At a workshop last month with the town’s legislative delegation, Town Councilor Jeffrey Thomson said the new welcome sign installed on the interstate in Kittery should have read, “Welcome to Maine, the state with third-world transportation infrastructure.” Thomson has, and continues to be, a strong proponent for DOT taking responsibility for seasonal traffic spilling off the highway and onto Kittery roads. He has also criticized DOT for building the new Sarah Mildred Long Bridge as a one-lane bridge.

[Major turnpike construction could be a real headache for Maine drivers this summer]

“I’m just very concerned that there is no forward thinking regarding what’s happening in this community during the tourist season,” Thomson said, noting many neighborhood roads become gridlock on Sunday afternoon in the summertime because motorists attempt to avoid the interstate traffic.
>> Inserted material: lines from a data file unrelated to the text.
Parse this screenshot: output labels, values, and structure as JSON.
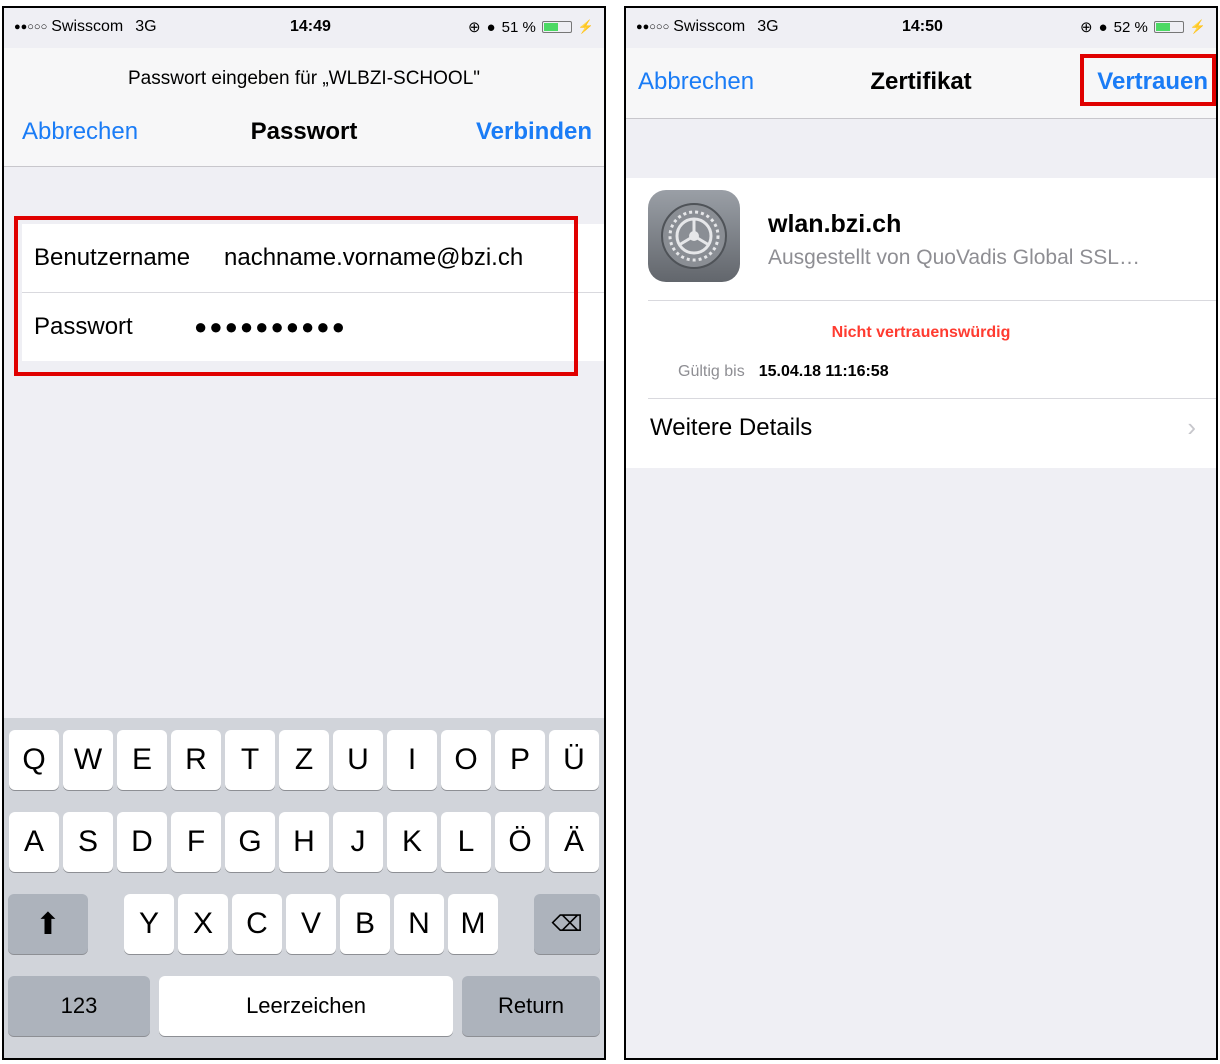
{
  "left": {
    "status": {
      "carrier": "Swisscom",
      "network": "3G",
      "time": "14:49",
      "battery": "51 %"
    },
    "prompt": "Passwort eingeben für „WLBZI-SCHOOL\"",
    "nav": {
      "cancel": "Abbrechen",
      "title": "Passwort",
      "connect": "Verbinden"
    },
    "form": {
      "username_label": "Benutzername",
      "username_value": "nachname.vorname@bzi.ch",
      "password_label": "Passwort",
      "password_value": "●●●●●●●●●●"
    },
    "keyboard": {
      "row1": [
        "Q",
        "W",
        "E",
        "R",
        "T",
        "Z",
        "U",
        "I",
        "O",
        "P",
        "Ü"
      ],
      "row2": [
        "A",
        "S",
        "D",
        "F",
        "G",
        "H",
        "J",
        "K",
        "L",
        "Ö",
        "Ä"
      ],
      "row3": [
        "Y",
        "X",
        "C",
        "V",
        "B",
        "N",
        "M"
      ],
      "numbers": "123",
      "space": "Leerzeichen",
      "return": "Return"
    }
  },
  "right": {
    "status": {
      "carrier": "Swisscom",
      "network": "3G",
      "time": "14:50",
      "battery": "52 %"
    },
    "nav": {
      "cancel": "Abbrechen",
      "title": "Zertifikat",
      "trust": "Vertrauen"
    },
    "cert": {
      "name": "wlan.bzi.ch",
      "issuer": "Ausgestellt von QuoVadis Global SSL…",
      "status": "Nicht vertrauenswürdig",
      "valid_label": "Gültig bis",
      "valid_value": "15.04.18 11:16:58",
      "more": "Weitere Details"
    }
  },
  "colors": {
    "accent": "#1a7cf6",
    "highlight": "#e00000",
    "danger": "#ff3b30"
  }
}
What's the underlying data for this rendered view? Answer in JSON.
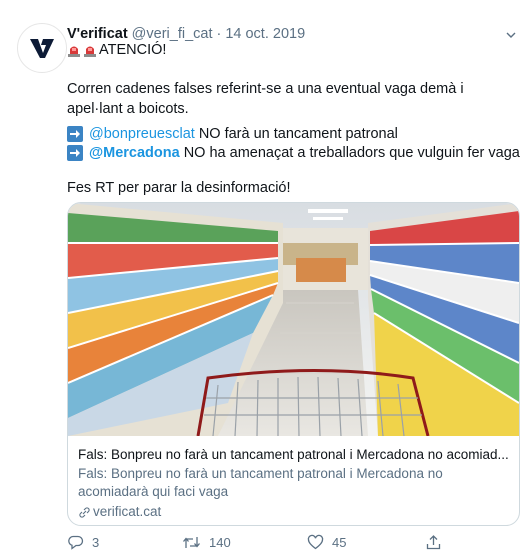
{
  "colors": {
    "accent": "#1b95e0",
    "muted": "#5b7083",
    "arrow_box": "#3b84c4",
    "siren": "#d83a3a"
  },
  "tweet": {
    "display_name": "V'erificat",
    "handle": "@veri_fi_cat",
    "separator": "·",
    "date": "14 oct. 2019",
    "alert_text": "ATENCIÓ!",
    "paragraph_1": "Corren cadenes falses referint-se a una eventual vaga demà i apel·lant a boicots.",
    "list": [
      {
        "mention": "@bonpreuesclat",
        "text": "NO farà un tancament patronal"
      },
      {
        "mention": "@Mercadona",
        "text": "NO ha amenaçat a treballadors que vulguin fer vaga"
      }
    ],
    "paragraph_3": "Fes RT per parar la desinformació!",
    "icons": {
      "avatar_logo": "verificat-logo",
      "siren": "police-light-icon",
      "list_bullet": "arrow-right-icon",
      "caret": "chevron-down-icon"
    }
  },
  "card": {
    "image": "supermarket-aisle-with-cart",
    "title": "Fals: Bonpreu no farà un tancament patronal i Mercadona no acomiad...",
    "description": "Fals: Bonpreu no farà un tancament patronal i Mercadona no acomiadarà qui faci vaga",
    "domain": "verificat.cat",
    "domain_icon": "link-icon"
  },
  "actions": {
    "reply_count": "3",
    "retweet_count": "140",
    "like_count": "45",
    "icons": [
      "reply-icon",
      "retweet-icon",
      "like-icon",
      "share-icon"
    ]
  }
}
“It can’t be the ‘forever bridge,’” Thomson said of the Piscataqua River Bridge. “It’s going to be horrendous, it already is. It’s going to be mind-numbing in the next five, six years.”

State Rep. Deane Rykerson, D-Kittery, said of the state’s transportation infrastructure, “We’re way behind. We’re at a point of danger.” He said the state has a plan to close bridges every year because “we can’t afford to keep up our infrastructure.”